TASK DIRECTIONS -
Lift out all lines below that contain "record".
+++
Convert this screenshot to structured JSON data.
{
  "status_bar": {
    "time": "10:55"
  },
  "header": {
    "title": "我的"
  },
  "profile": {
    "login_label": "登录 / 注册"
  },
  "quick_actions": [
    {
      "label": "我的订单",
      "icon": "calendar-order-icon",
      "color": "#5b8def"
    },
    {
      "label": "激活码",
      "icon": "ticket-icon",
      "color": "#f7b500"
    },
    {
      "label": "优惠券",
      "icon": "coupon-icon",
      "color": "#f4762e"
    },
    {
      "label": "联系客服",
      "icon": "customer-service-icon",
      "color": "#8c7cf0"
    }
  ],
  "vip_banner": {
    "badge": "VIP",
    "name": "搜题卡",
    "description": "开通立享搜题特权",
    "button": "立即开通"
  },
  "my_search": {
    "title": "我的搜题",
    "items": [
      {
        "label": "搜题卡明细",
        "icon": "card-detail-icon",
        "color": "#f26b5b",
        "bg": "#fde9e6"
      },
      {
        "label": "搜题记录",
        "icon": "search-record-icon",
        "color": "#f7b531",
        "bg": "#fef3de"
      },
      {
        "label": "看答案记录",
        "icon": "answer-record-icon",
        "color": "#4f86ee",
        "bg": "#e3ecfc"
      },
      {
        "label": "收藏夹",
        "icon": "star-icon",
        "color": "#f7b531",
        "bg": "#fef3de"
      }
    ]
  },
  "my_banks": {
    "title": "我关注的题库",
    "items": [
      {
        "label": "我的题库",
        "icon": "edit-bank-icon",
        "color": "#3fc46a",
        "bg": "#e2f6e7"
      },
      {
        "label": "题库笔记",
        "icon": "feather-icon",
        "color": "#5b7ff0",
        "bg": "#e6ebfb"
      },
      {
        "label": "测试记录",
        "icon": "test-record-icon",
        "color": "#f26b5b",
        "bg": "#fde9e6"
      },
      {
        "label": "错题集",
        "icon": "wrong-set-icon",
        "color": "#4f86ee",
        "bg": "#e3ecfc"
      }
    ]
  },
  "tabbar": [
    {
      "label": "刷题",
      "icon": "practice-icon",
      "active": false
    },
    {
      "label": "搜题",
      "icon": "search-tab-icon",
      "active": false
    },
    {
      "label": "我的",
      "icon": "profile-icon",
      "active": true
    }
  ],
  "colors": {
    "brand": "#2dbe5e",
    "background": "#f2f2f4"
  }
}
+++
REPLY TO THE EXERCISE -
        "icon": "search-record-icon",
        "icon": "answer-record-icon",
        "icon": "test-record-icon",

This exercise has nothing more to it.